Here Grischuk can end the game with the pretty 27. Re6!! Qc7 (27… fe?! 28. Qxg6 Rg8 29. Nxg7) 28. Re7! Qb6 29. Bxf7 and it is all over… However, the Russian star had no time left to calculate accurately and he became confused:
GRISCHUK: ”I saw that move, but I didn’t understand a thing!”
27. Nh4?! Rd6?
Black misses his chance: After 27… Bc8! 28. Nxg6 fg 29. Qxg6 Qxf2 30. Kh2 Qf6 31. Qxf6 Rxf6 the worse is over for him!
HERE Grischuk waited until he had just 2 seconds left on his clock (!) before making the winning move

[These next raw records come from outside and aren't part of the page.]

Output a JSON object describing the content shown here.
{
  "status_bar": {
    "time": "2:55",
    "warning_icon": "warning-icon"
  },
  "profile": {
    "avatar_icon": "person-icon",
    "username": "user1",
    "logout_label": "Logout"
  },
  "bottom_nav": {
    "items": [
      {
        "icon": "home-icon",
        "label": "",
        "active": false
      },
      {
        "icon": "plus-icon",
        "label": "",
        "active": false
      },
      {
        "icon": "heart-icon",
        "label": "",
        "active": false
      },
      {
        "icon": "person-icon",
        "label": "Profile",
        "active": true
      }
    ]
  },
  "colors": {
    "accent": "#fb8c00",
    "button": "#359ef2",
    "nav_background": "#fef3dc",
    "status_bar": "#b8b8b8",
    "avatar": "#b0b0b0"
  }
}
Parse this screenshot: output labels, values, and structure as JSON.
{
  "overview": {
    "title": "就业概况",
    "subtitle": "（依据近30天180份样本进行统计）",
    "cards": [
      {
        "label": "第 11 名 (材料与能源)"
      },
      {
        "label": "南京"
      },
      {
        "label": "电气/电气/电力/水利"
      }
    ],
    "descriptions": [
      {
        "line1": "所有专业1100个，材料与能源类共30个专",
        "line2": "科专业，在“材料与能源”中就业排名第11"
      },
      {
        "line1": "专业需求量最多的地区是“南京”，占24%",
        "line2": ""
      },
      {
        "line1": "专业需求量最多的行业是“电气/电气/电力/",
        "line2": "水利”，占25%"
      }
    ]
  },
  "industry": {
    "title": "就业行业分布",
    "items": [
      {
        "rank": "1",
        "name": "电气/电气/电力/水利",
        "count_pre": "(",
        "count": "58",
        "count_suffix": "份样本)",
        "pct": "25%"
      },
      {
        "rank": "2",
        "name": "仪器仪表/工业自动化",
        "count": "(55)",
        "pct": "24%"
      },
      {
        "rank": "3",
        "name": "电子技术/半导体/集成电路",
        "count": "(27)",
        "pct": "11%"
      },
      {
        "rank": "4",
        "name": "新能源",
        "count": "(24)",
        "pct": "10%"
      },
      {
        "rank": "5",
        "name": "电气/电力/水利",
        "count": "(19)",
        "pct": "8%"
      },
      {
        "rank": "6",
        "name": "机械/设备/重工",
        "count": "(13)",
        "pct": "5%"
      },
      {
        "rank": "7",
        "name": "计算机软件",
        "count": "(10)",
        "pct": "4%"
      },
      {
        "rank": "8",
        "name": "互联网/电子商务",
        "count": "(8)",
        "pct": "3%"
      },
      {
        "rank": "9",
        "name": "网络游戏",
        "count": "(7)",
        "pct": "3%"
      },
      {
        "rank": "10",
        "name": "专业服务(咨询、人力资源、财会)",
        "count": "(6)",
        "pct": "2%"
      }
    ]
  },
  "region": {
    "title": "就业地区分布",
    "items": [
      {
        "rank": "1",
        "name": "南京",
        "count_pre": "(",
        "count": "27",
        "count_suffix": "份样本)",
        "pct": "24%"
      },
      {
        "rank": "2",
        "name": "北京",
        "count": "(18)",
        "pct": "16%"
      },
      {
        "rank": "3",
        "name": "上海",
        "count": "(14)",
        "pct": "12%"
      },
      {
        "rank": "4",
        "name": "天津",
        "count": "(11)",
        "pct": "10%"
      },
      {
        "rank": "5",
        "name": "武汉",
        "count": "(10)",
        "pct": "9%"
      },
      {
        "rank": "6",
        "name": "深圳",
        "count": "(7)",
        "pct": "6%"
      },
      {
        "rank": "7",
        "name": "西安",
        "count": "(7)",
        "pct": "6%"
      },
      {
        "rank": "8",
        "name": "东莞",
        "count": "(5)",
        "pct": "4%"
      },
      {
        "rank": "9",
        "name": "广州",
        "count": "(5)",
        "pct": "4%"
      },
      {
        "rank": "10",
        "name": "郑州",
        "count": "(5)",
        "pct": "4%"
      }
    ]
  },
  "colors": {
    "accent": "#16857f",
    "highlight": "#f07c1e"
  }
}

Grischuk: ”I’m embarrassed about what happened at this point. I ended up in some kind of inertia and it was only when I had 2 seconds left that I decided to play 28.Bxf7. Moreover, I did it with a somewhat awkward swing of my hand. I saw that I wouldn’t be in time to make a normal move so I had to knock over my opponent’s piece. I apologized to him both immediately and then after the game, and I’m ready to apologize again in the press. I really am embarrassed.”
Question: Ok, that was an exceptional circumstance. But when you’ve got 2-4 seconds remaining, what do you feel? A rush of adrenaline?
Grischuk: ”No, that’s absolutely normal. An everyday situation.”
Question: Trainers and fans rushed up from all sides…
Grischuk: ”Really? I don’t know as I don’t look to the side.”
The game ended quickly now with a direct attack against the Black King:
28… Rxf7 29. Nxg6 Kh7 30. Nf8 Kg8 31. Re8!
Black’s counterplay is an illusion. If now 31… Qc6 then 32. Qe2! Rxf8 33. Qe7 is curtains. So Lenic tried his last check: 31… Qxf2 32. Kh2 g5 33. Ne6 Kh7
Now the most accurate move is 34.Qh5 when Black can resign. Grischuk played 34.Nxg5 the second best move, which also leaves no doubt about the result. I invite the reader to see how the game concluded in the pgn-viewer below.